This information can be used in analyses to restrict the selection of tracks or clusters to certain regions of the device, e.g.\ to exclude known bad regions from the calculation of efficiencies.

The ROI is defined as a polynomial in local pixel coordinates of the device using the \parameter{roi} keyword. A rectangle could, for example, be defined by providing the four corners of the shape via

\begin{minted}[frame=single,framesep=3pt,breaklines=true,tabsize=2,linenos]{ini}
roi = [1, 1], [1, 120], [60, 120], [60, 1]
\end{minted}

Internally, a winding number algorithm is used to determine whether a certain local position is within or outside the given polynomial shape.
Two functions are provided by the detector API:

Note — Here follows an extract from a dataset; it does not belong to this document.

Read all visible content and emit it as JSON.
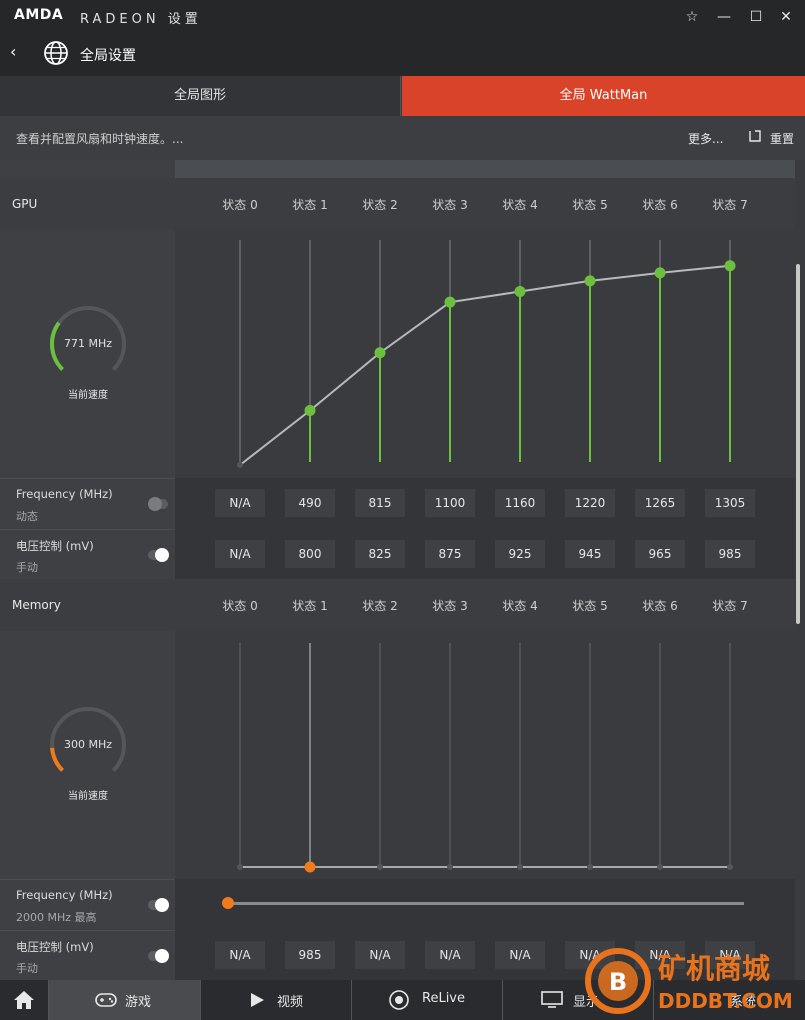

\begin{minted}[frame=single,framesep=3pt,breaklines=true,tabsize=2,linenos]{c++}
// Returns "true" if the track is found to be within the ROI
bool isWithinROI(const Track* track);
// Returns "true" if the cluster as well as all its pixels are found to be within the ROI
bool isWithinROI(const Cluster* cluster);
\end{minted}